ECB chief Tom Harrison is defying calls to quit his role now but WILL walk away next year after putting plans in place to tackle cricket’s racism crisis
- ECB chief executive Tom Harrison will quit next year – but will not step down now
- The under-fire chief wants to help clean up cricket after Azeem Rafiq’s claims
- Harrison was accused of misjudging the scandal which has rocked cricket
- A game-wide emergency meeting will take place at the Oval on Friday
Tom Harrison is set to leave the ECB next year after putting plans in place to tackle cricket’s racism crisis and ward off the threat of Government regulation.
The under-fire chief executive will resist any calls for him to resign immediately at the game-wide emergency meeting taking place at the Oval on Friday. He is determined to help clean up a sport battling to salvage its reputation following the Azeem Rafiq scandal.

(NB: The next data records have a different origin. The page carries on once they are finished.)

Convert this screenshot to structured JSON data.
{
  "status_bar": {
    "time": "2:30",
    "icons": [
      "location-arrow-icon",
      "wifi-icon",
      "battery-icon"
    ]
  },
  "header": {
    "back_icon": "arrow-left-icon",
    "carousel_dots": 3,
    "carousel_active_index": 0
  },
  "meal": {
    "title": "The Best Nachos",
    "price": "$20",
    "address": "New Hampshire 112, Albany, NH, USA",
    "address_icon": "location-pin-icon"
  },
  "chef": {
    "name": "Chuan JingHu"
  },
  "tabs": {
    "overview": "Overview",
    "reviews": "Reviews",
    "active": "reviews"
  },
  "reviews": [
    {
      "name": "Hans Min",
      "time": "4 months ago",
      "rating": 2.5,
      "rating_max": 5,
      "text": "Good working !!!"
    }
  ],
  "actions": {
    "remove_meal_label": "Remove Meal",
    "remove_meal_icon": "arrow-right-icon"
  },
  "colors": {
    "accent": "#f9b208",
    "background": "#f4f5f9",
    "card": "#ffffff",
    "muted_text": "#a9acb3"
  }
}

Harrison’s performance in front of the Digital, Culture, Media and Sport select committee on Tuesday was widely criticised by many county chairmen, with some suggesting privately that he stand down this week, but he retains the backing of the ECB directors, which was reiterated at a board meeting on Thursday.
Under-fire ECB chief Tom Harrison will quit his role next year – but will not step down now
The ECB CEO is determined to help clean up cricket following Azeem Rafiq’s racism claims
The former Derbyshire and Northamptonshire all-rounder is supported by some counties, who feel Harrison has been unfairly blamed for Yorkshire’s bungled handling of Rafiq’s complaints, and remain grateful for the record-breaking £1.1billion TV deal he negotiated with Sky Sports which enabled them to survive the Covid-19 shutdown.
Harrison is likely to receive criticism at Friday’s meeting of the 41 ECB members — the 18 first-class counties, the National Counties and the MCC — but will argue that he is best-placed to lead them through a crisis that led to sports minister Nigel Huddleston threatening the ‘nuclear option’ of an independent regulator on Thursday.
The 49-year-old also has a strong personal interest in combating the scourge of racism due to his upbringing in apartheid South Africa.
The ECB have brought in numerous diversity initiatives on his watch, including creating a new Independent Commission for Equity and a new Code of Conduct earlier this year.
A game-wide emergency meeting on the matter will be taking place at the Oval on Friday
Harrison’s long-term future is less certain however, and it is understood that he has been considering it for some time.
Several sources told Sportsmail on Thursday that having been in the job for almost seven years, Harrison might already have left the ECB had it not been for the pandemic which, without the bio-secure bubbles he developed with ECB managing director Steve Elworthy to salvage England’s summer last year, would have bankrupted the sport.
Harrison will not stand down before the ECB have recruited a new chair to replace Ian Watmore, an appointment they hope to have in place before the start of next season.
Harrison (left) has the support of ECB directors, which was reiterated at a meeting on Thursday
That process will be led by acting chair Barry O’Brien and a recently appointed nominations committee, and the successful candidate may take the opportunity to refresh the ECB’s executive team.
Huddleston told the ECB that the fan-led review in football, expected to recommend an independent regulator next week, had come about because of the sport’s failure to get its act together.
‘With cricket, I’d say the clock’s ticking on this, we might well go down that route as well,’ he warned.